Currently, we are facing a different battle with nature, but a battle nonetheless. Due to overpopulation and over development much of our natural resources have been exhausted. Rather than the past battle to keep nature out of our lives, we are trying to reenter it. While giving up the control we have over it is unrealistic, nature in a more civilized way is being preserved. In an attempt to repopulate the once vast forests, trees are constantly being planted. However, its interesting to think that the modern day idea of a forest is neatly planted rows to maximize efficiency.
August 31, 2010 § Leave a comment
It is evident in Twain’s writing that he himself has a close relationship with nature. Similar to in Tom’s life, nature played a large role in Twain’s own life. The way he describes Tom’s control over nature, lack of control over nature and empowerment from nature are all taken from personal experiences.
As mentioned in pervious posts, it is fascinating to note that Mark Twain was the pen name chosen by Samuel Clemens. Mark Twain means “mark number two“, which signified the safe river depth for steam boats. The fact that he chose the name to be remembered by based on nature further demonstrates his relationship with it. He wants to always associate himself with nature.
At the age of twenty three, Twain became a steam boat pilot along the Mississippi river. As a boat pilot you work with nature daily in order to travel and deliver your goods. Twain later wrote about his experiences learning the river in “Life On the Mississippi“. This experience taught Twain not only how to conquer nature, but also how to work with it and learn from it.
It is interesting to read in the posts above that many people believe Tom Sawyer, to be partly an autobiography. I have to agree somewhat with what my peers have written because while every experience is not directly taken from his childhood, the essence and emotions are all ones Twain is familiar with. In some ways, I believe that Twain wrote Tom’s life to be what he wished his own had been.
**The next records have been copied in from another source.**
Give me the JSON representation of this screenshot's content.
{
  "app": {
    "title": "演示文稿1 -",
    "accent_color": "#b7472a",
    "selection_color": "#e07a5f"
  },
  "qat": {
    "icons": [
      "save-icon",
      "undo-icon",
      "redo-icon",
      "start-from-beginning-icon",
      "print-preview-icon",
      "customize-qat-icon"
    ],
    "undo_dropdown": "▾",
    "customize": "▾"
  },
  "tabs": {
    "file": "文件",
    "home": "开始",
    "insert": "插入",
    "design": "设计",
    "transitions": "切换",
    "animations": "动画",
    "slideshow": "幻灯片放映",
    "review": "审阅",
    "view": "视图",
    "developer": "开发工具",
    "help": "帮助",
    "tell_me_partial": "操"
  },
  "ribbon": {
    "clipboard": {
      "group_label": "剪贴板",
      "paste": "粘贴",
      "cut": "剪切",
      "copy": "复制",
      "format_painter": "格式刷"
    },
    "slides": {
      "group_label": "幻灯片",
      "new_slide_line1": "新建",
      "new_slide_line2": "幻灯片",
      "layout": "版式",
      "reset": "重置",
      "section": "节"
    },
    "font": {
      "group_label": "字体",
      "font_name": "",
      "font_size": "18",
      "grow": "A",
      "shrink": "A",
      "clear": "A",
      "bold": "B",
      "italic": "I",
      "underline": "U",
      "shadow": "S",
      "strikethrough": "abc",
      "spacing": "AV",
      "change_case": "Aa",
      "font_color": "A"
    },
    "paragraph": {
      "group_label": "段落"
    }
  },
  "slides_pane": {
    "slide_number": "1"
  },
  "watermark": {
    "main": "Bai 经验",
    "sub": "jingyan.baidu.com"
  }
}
Twain’s father died when Twain was young and therefore forced him to mature quickly. Rather than playing with friends, Twain was forced to work at a young age. This is quite different from the adventurous and childish life Tom lead and is a reflection of Twain’s desires as a child.
August 30, 2010 § 3 Comments
In The Adventures of Tom Sawyer, Twain illustrates the dichotomy between civil and primal through the juxtaposition the town and nature. Throughout the novel, Tom finds it difficult to abide by the rules in his civilized life. Both at home and at school, Tom struggles to find peace in the civility of his life. At school, “Tom’s heart aches to be free” (46) however, he is forced to sit and pay attention. This demonstrates how Tom feels uncomfortable being civilized at school. Tom uses the tick as an escape from school to nature. He “released” (46) the tick from its box. Similarly, Tom and his friend Joe were “suffering” (46) being caged up in school, like the tick in its box. Watching the “tick [try] this and that” (46) was a portal out of the “dreary time” (46) at school into nature. The boys’ interest in the tick rather than school depicts how the primal essence of nature is fascinating to them. Rather than letting the tick just wander, the boys “harassed” (46) the tick with their pins. By making the tick their “prisoner” (46), the boys were asserting their power over nature. Although this was small feat, it “excited” (46) and made the boys “anxious” (46) to control the tick. This small distraction was the boys’ version of a rebellion against the rules of the school. Twain is suggesting that controlling part of nature, no matter how small, empowers and excites the boys.